An unusual relationship that leads to a few important lessons is probably the only way I can sum up Nate & Margaret in a few words. However I have more than a few words so I’ll go into greater depth.
The film tells the story of 19-year-old Nate (Tyler Ross) and 52-year-old Margaret (Natalie West) as their somewhat unusual relationship is rocked by the arrival of Nate’s first boyfriends and Margaret’s pursuit of a career as a stand up comedian.
The film at first sounds a little unoriginal as it put me in mind of the cult 1970s classic Harold and Maude, which clearly inspired the creation of this film. However Nate & Margaret is an odd gem in the otherwise cluttered category of gay indie flicks.
Despite being an indie flick the director, Nathan Adloff, who also co-wrote the film with Justin D.M. Palmer, manages to make the movie anything but low budget, as it’s shot very well. Okay, there are a few parts that clearly show that this film didn’t have the budget of something like Transformers, but you can let it slide as overall it’s not an issue.
The acting in the film all round is great as the actors truly make you believe in the characters they are playing, whether it’s the youthful and naïve Nate having his first foray into love and sex (a character most people could relate to) or the cynical and somewhat sad Margaret who gives you the feeling that she’s missed out on life.
The best part aspect of the film is that unlike many gay movies, it doesn’t centre on the fact that Nate is gay, as it is pretty secondary to the actual nature of the film. More central is the importance of friendship, no matter how different it is. Whereas many gay films concentrate on sex, finding yourself or coming out, this film makes sexuality a non-taboo subject as no one so much as raises an eyebrow over two men kissing, and instead tackles the taboo of unusual relationships such as a 50-year-old being friends with a 19-year-old.

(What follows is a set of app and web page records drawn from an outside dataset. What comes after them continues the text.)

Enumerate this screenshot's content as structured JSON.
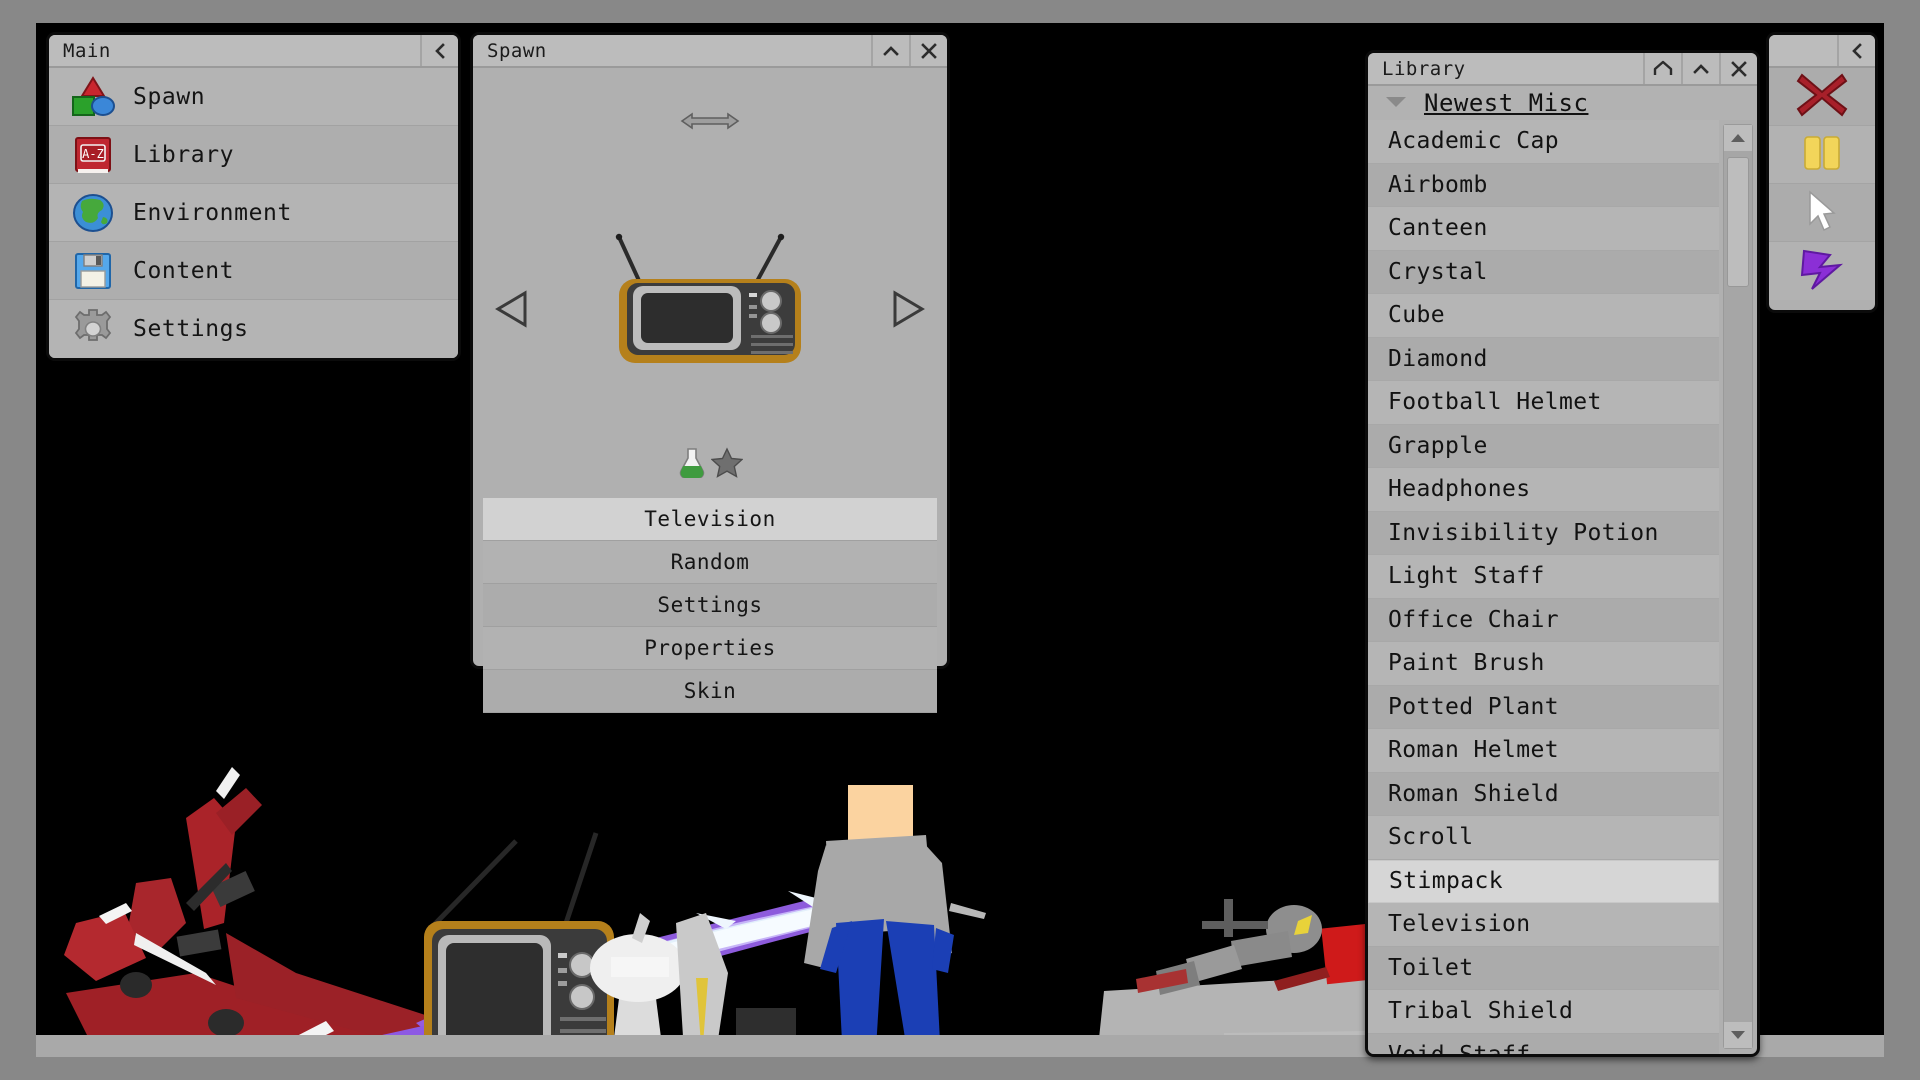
{
  "app": {
    "viewport_bg": "#000000",
    "frame_bg": "#888888",
    "panel_bg": "#b0b0b0",
    "accent_selected": "#d4d4d4"
  },
  "main_panel": {
    "title": "Main",
    "collapse_icon": "chevron-left-icon",
    "items": [
      {
        "label": "Spawn",
        "icon": "shapes-icon"
      },
      {
        "label": "Library",
        "icon": "book-az-icon"
      },
      {
        "label": "Environment",
        "icon": "globe-icon"
      },
      {
        "label": "Content",
        "icon": "floppy-disk-icon"
      },
      {
        "label": "Settings",
        "icon": "gear-icon"
      }
    ]
  },
  "spawn_panel": {
    "title": "Spawn",
    "minimize_icon": "chevron-up-icon",
    "close_icon": "close-icon",
    "resize_icon": "horizontal-resize-arrows-icon",
    "prev_icon": "triangle-left-icon",
    "next_icon": "triangle-right-icon",
    "preview_item": "television-preview",
    "badges": [
      {
        "name": "flask-icon",
        "color": "#3f9b3f"
      },
      {
        "name": "star-icon",
        "color": "#6f6f6f"
      }
    ],
    "buttons": [
      {
        "label": "Television",
        "selected": true
      },
      {
        "label": "Random",
        "selected": false
      },
      {
        "label": "Settings",
        "selected": false
      },
      {
        "label": "Properties",
        "selected": false
      },
      {
        "label": "Skin",
        "selected": false
      }
    ]
  },
  "library_panel": {
    "title": "Library",
    "home_icon": "home-icon",
    "minimize_icon": "chevron-up-icon",
    "close_icon": "close-icon",
    "category": {
      "label": "Newest Misc",
      "expanded": true,
      "caret_icon": "caret-down-icon"
    },
    "scrollbar": {
      "up_icon": "scroll-up-arrow-icon",
      "down_icon": "scroll-down-arrow-icon"
    },
    "items": [
      {
        "label": "Academic Cap",
        "selected": false
      },
      {
        "label": "Airbomb",
        "selected": false
      },
      {
        "label": "Canteen",
        "selected": false
      },
      {
        "label": "Crystal",
        "selected": false
      },
      {
        "label": "Cube",
        "selected": false
      },
      {
        "label": "Diamond",
        "selected": false
      },
      {
        "label": "Football Helmet",
        "selected": false
      },
      {
        "label": "Grapple",
        "selected": false
      },
      {
        "label": "Headphones",
        "selected": false
      },
      {
        "label": "Invisibility Potion",
        "selected": false
      },
      {
        "label": "Light Staff",
        "selected": false
      },
      {
        "label": "Office Chair",
        "selected": false
      },
      {
        "label": "Paint Brush",
        "selected": false
      },
      {
        "label": "Potted Plant",
        "selected": false
      },
      {
        "label": "Roman Helmet",
        "selected": false
      },
      {
        "label": "Roman Shield",
        "selected": false
      },
      {
        "label": "Scroll",
        "selected": false
      },
      {
        "label": "Stimpack",
        "selected": true
      },
      {
        "label": "Television",
        "selected": false
      },
      {
        "label": "Toilet",
        "selected": false
      },
      {
        "label": "Tribal Shield",
        "selected": false
      },
      {
        "label": "Void Staff",
        "selected": false
      }
    ]
  },
  "tool_panel": {
    "collapse_icon": "chevron-left-icon",
    "tools": [
      {
        "name": "delete-tool",
        "icon": "red-x-icon",
        "color": "#a8202a"
      },
      {
        "name": "pause-tool",
        "icon": "yellow-pause-icon",
        "color": "#f2d55a"
      },
      {
        "name": "select-tool",
        "icon": "white-cursor-icon",
        "color": "#ffffff"
      },
      {
        "name": "lightning-tool",
        "icon": "purple-lightning-icon",
        "color": "#8b2fd6"
      }
    ]
  },
  "scene": {
    "ground_color": "#a9a9a9",
    "objects": [
      {
        "name": "red-mech-rig",
        "color": "#b3282d"
      },
      {
        "name": "light-staff",
        "color": "#c9b6f7"
      },
      {
        "name": "television",
        "color": "#b5801b"
      },
      {
        "name": "desk-fan",
        "color": "#e8e8e8"
      },
      {
        "name": "ragdoll-character",
        "head": "#fbd3a0",
        "torso": "#a8a8a8",
        "legs": "#1b3fb5"
      },
      {
        "name": "grey-slab",
        "color": "#b4b4b4"
      },
      {
        "name": "red-book",
        "color": "#cf1a1a"
      },
      {
        "name": "robot-arm",
        "color": "#8e8e8e"
      }
    ]
  }
}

Also, when it comes to sex in a gay film this one had none, except for a very entertaining scene in an art gallery, which in all honesty was one of the stand out funny moments of the film. When it comes to being funny the film doesn’t try too hard either, which seems to be the key problem with many independent ‘comedy’ films.
However, this film isn’t all about being funny as it is mainly a sweet and touching film that proved that no matter what, friendship is the most important thing a person can have, irrespective of how old you are. This is shown in a number of scenes that are both moving and sweet, especially one that will make you release an “aww” for Margaret.
The music in Nate & Margaret backs this up and is one of the key parts to film, blending humorous and thoughtful tunes that connote youthfulness and naivety with darker more unhappy music that will evoke sympathy for the characters.
Overall Verdict: This film has a great theme, message and acting with some believable and well thought out characters, an engaging plot and is an all together enticing and enjoyable easy watch.
Reviewer: Lewis Shepherd